It’s been little more than two years since Glass Axis moved its studio from Grandview Heights to Franklinton and already the venerable studio has become a staple of the burgeoning arts scene in on the west bank of the Scioto River.
The studio has become a fixture on the gallery and arts crawl every second Friday of the month for the Franklinton Fridays.
Erinn Bessler, a studio artist who also manages the gallery and office, said guests are treated to either an artist talk or glass-blowing demonstrations during the Friday monthly events.
“Folks are welcome to stop in and watch,” she said. “Glass blowing has a magical quality to it.”
When the studio began considering relocation, members and trustees heeded the call of city planners who were eager to attract artists and the creative class to the vacant primarily industrial spaces in the eastern part of the Franklinton neighborhood.
“Columbus has been trying to revitalize Franklinton and are making a movement to make this an arts district, so when we found this great space down here it just seemed like the perfect place,” Bessler said.

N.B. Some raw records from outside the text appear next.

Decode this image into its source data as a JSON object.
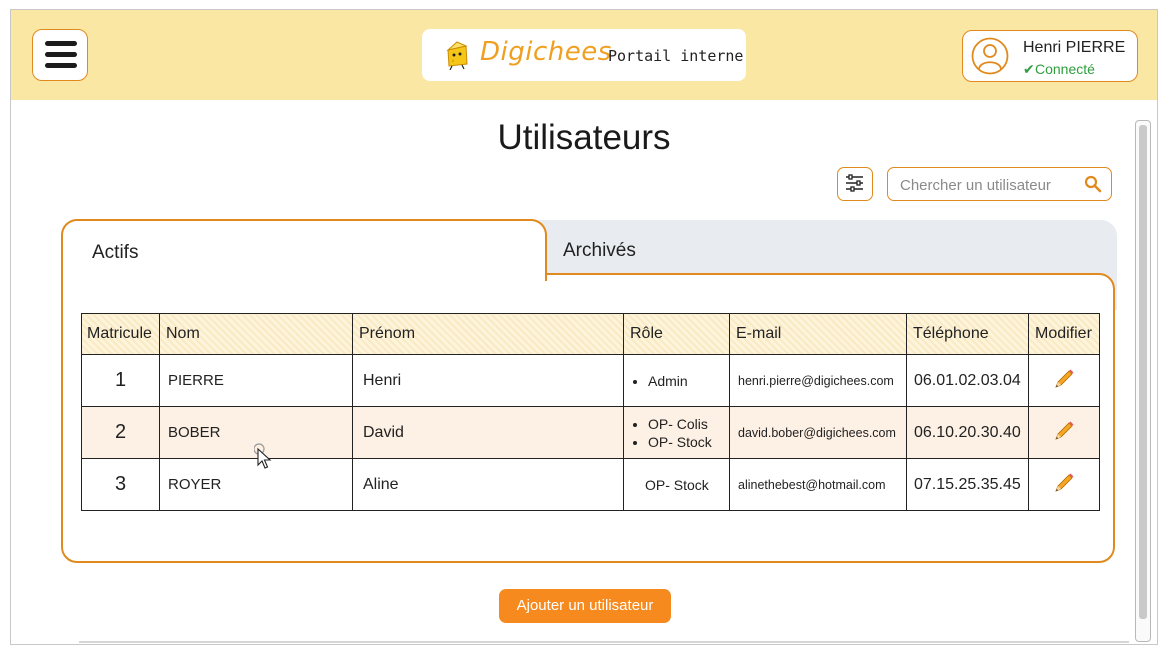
{
  "header": {
    "brand_name": "Digichees",
    "brand_subtitle": "Portail interne",
    "user": {
      "name": "Henri PIERRE",
      "status": "Connecté"
    }
  },
  "page": {
    "title": "Utilisateurs"
  },
  "toolbar": {
    "search_placeholder": "Chercher un utilisateur"
  },
  "tabs": [
    {
      "label": "Actifs",
      "active": true
    },
    {
      "label": "Archivés",
      "active": false
    }
  ],
  "table": {
    "columns": [
      "Matricule",
      "Nom",
      "Prénom",
      "Rôle",
      "E-mail",
      "Téléphone",
      "Modifier"
    ],
    "rows": [
      {
        "matricule": "1",
        "nom": "PIERRE",
        "prenom": "Henri",
        "roles": [
          "Admin"
        ],
        "email": "henri.pierre@digichees.com",
        "telephone": "06.01.02.03.04"
      },
      {
        "matricule": "2",
        "nom": "BOBER",
        "prenom": "David",
        "roles": [
          "OP- Colis",
          "OP- Stock"
        ],
        "email": "david.bober@digichees.com",
        "telephone": "06.10.20.30.40"
      },
      {
        "matricule": "3",
        "nom": "ROYER",
        "prenom": "Aline",
        "roles": [
          "OP- Stock"
        ],
        "email": "alinethebest@hotmail.com",
        "telephone": "07.15.25.35.45"
      }
    ]
  },
  "actions": {
    "add_user_label": "Ajouter un utilisateur"
  },
  "colors": {
    "accent": "#e08a1e",
    "header_bg": "#fbe7a4",
    "button": "#f68a1e",
    "status_ok": "#2e9e3e",
    "row_highlight": "#fdf0e4"
  },
  "icons": {
    "menu": "hamburger-icon",
    "avatar": "user-avatar-icon",
    "filter": "sliders-icon",
    "search": "search-icon",
    "edit": "pencil-icon"
  }
}
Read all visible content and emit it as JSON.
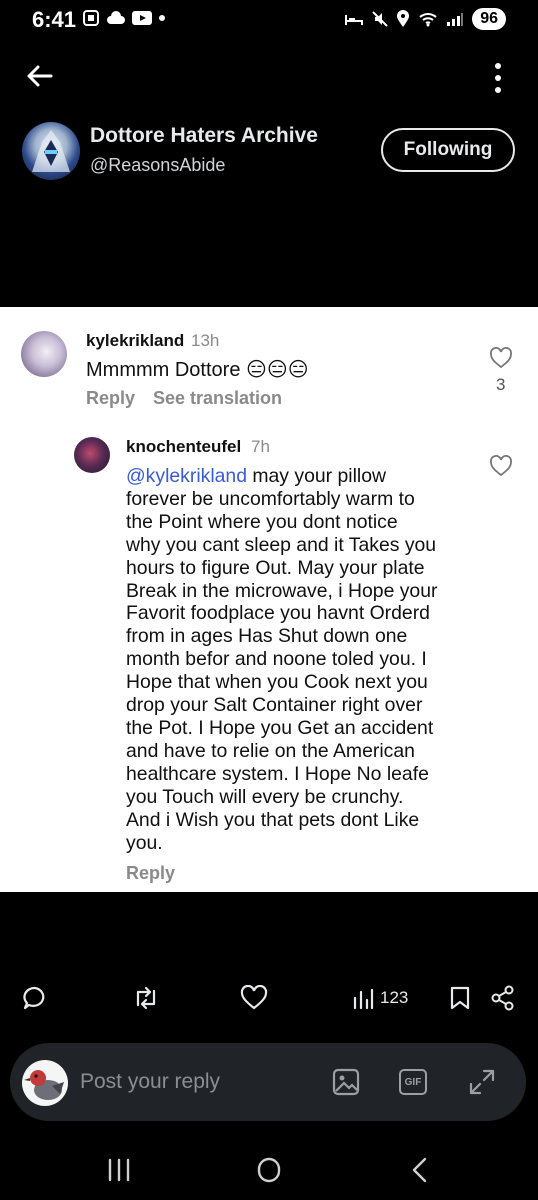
{
  "status_bar": {
    "time": "6:41",
    "battery": "96",
    "network": "5"
  },
  "header": {
    "account_name": "Dottore Haters Archive",
    "account_handle": "@ReasonsAbide",
    "follow_label": "Following"
  },
  "comments": [
    {
      "username": "kylekrikland",
      "time": "13h",
      "text": "Mmmmm Dottore 😑😑😑",
      "reply_label": "Reply",
      "translate_label": "See translation",
      "likes": "3"
    },
    {
      "username": "knochenteufel",
      "time": "7h",
      "mention": "@kylekrikland",
      "text": " may your pillow\nforever be uncomfortably warm to\nthe Point where you dont notice\nwhy you cant sleep and it Takes you\nhours to figure Out. May your plate\nBreak in the microwave, i Hope your\nFavorit foodplace you havnt Orderd\nfrom in ages Has Shut down one\nmonth befor and noone toled you. I\nHope that when you Cook next you\ndrop your Salt Container right over\nthe Pot. I Hope you Get an accident\nand have to relie on the American\nhealthcare system. I Hope No leafe\nyou Touch will every be crunchy.\nAnd i Wish you that pets dont Like\nyou.",
      "reply_label": "Reply"
    }
  ],
  "actions": {
    "views": "123"
  },
  "composer": {
    "placeholder": "Post your reply",
    "gif_label": "GIF"
  },
  "colors": {
    "background": "#000000",
    "panel": "#ffffff",
    "mention": "#3a5bd9",
    "composer_bg": "#202327"
  }
}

Serendipitously, she added, the owners of the property housing the studio at 610 W. Town St. are firefighters.
Educating studio visitors is the organization’s primary mission and it takes seriously this aim.
“We find that offering these First Experience workshops and in-person demonstrations help people understand how much training, how much skill goes into making a glass kitchen cup,” Bessler said. “And when they stop to think about, ‘oh, these furnaces are enormous and are consuming lots of utilities,’ they can put it together that there’s a lot going into that $25 cup.”
A big difference from the mechanically produced glass sold at Walmart for only $2, she added.
One of the most surprising concepts studio guests typically walk away with, Bessler noted, is that handmade was the norm for the greater part of the medium’s history.
“People are really surprised to see it done by hand and, then, when we start talking about the history of glass and explaining to them that 150 years ago everything glass was made by hand using these processes — that’s usually a mind blowing concept,” she said. “Every light bulb was handblown; every window pane was hand blown.
“That’s usually a fascinating idea for people to ponder.”
Bessler compares the process to the same artistic preparation musicians and dancers undertake.
“It’s a very process oriented,” she said. “With most glass blowing, you’re either working with a partner or a team, so all of you have to be on the same page and coordinated.”
There’s no putting down the brush and palette, taking a break or fixing mistakes.
“Glass blowing is much more like, you get one shot from start to finish,” Bessler continued. “If it didn’t go right, you do it again from start to finish.”
In just a week-and-a-half, the studio marks its 30th anniversary with an annual fundraiser and ’80s themed party.
Glassquerade 2017 is expected to transport party-goers back to the time period of the studio’s founding.
Bessler said the studio has booked local favorite The Reaganomics for the event, which is expected to culminate in a glass fashion show.
Tickets are still available at the studio’s website at glassaxis.org.